:: ABOUT THIS EXERCISE ::
Every entry below is to be retyped exactly as it stands.

(Extracted records)

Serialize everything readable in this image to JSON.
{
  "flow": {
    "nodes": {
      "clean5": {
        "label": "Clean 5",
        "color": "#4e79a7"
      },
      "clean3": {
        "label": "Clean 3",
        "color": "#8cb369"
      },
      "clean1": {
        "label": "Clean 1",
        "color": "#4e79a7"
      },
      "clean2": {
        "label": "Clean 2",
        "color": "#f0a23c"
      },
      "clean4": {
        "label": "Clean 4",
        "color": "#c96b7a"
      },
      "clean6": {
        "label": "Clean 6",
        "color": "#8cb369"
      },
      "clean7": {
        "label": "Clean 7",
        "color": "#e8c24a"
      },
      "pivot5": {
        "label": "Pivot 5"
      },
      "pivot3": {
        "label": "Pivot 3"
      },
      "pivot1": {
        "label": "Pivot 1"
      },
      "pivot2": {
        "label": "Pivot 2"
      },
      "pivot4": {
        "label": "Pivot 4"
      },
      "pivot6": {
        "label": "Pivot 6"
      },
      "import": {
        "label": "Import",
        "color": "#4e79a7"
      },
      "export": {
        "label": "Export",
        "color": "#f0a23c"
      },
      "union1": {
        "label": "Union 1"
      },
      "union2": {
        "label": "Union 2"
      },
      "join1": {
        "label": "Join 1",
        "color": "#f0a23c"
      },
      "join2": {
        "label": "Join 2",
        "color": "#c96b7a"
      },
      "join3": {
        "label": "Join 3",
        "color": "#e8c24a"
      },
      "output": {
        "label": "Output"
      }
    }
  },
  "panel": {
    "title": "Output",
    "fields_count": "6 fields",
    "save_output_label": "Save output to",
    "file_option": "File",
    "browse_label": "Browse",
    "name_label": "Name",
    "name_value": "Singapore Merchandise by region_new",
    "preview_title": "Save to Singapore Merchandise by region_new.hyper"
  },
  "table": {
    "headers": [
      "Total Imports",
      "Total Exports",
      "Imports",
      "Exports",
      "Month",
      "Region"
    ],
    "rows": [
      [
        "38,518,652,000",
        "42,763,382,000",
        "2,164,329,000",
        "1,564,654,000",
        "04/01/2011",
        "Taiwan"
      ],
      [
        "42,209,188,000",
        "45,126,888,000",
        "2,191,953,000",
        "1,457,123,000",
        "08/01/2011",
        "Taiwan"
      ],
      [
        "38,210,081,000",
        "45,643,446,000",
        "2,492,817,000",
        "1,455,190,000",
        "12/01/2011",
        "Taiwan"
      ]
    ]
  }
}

:: ANSWER TO THE EXERCISE ::
Serialize everything readable in this image to JSON.
{
  "flow": {
    "nodes": {
      "clean5": {
        "label": "Clean 5",
        "color": "#4e79a7"
      },
      "clean3": {
        "label": "Clean 3",
        "color": "#8cb369"
      },
      "clean1": {
        "label": "Clean 1",
        "color": "#4e79a7"
      },
      "clean2": {
        "label": "Clean 2",
        "color": "#f0a23c"
      },
      "clean4": {
        "label": "Clean 4",
        "color": "#c96b7a"
      },
      "clean6": {
        "label": "Clean 6",
        "color": "#8cb369"
      },
      "clean7": {
        "label": "Clean 7",
        "color": "#e8c24a"
      },
      "pivot5": {
        "label": "Pivot 5"
      },
      "pivot3": {
        "label": "Pivot 3"
      },
      "pivot1": {
        "label": "Pivot 1"
      },
      "pivot2": {
        "label": "Pivot 2"
      },
      "pivot4": {
        "label": "Pivot 4"
      },
      "pivot6": {
        "label": "Pivot 6"
      },
      "import": {
        "label": "Import",
        "color": "#4e79a7"
      },
      "export": {
        "label": "Export",
        "color": "#f0a23c"
      },
      "union1": {
        "label": "Union 1"
      },
      "union2": {
        "label": "Union 2"
      },
      "join1": {
        "label": "Join 1",
        "color": "#f0a23c"
      },
      "join2": {
        "label": "Join 2",
        "color": "#c96b7a"
      },
      "join3": {
        "label": "Join 3",
        "color": "#e8c24a"
      },
      "output": {
        "label": "Output"
      }
    }
  },
  "panel": {
    "title": "Output",
    "fields_count": "6 fields",
    "save_output_label": "Save output to",
    "file_option": "File",
    "browse_label": "Browse",
    "name_label": "Name",
    "name_value": "Singapore Merchandise by region_new",
    "preview_title": "Save to Singapore Merchandise by region_new.hyper"
  },
  "table": {
    "headers": [
      "Total Imports",
      "Total Exports",
      "Imports",
      "Exports",
      "Month",
      "Region"
    ],
    "rows": [
      [
        "38,518,652,000",
        "42,763,382,000",
        "2,164,329,000",
        "1,564,654,000",
        "04/01/2011",
        "Taiwan"
      ],
      [
        "42,209,188,000",
        "45,126,888,000",
        "2,191,953,000",
        "1,457,123,000",
        "08/01/2011",
        "Taiwan"
      ],
      [
        "38,210,081,000",
        "45,643,446,000",
        "2,492,817,000",
        "1,455,190,000",
        "12/01/2011",
        "Taiwan"
      ]
    ]
  }
}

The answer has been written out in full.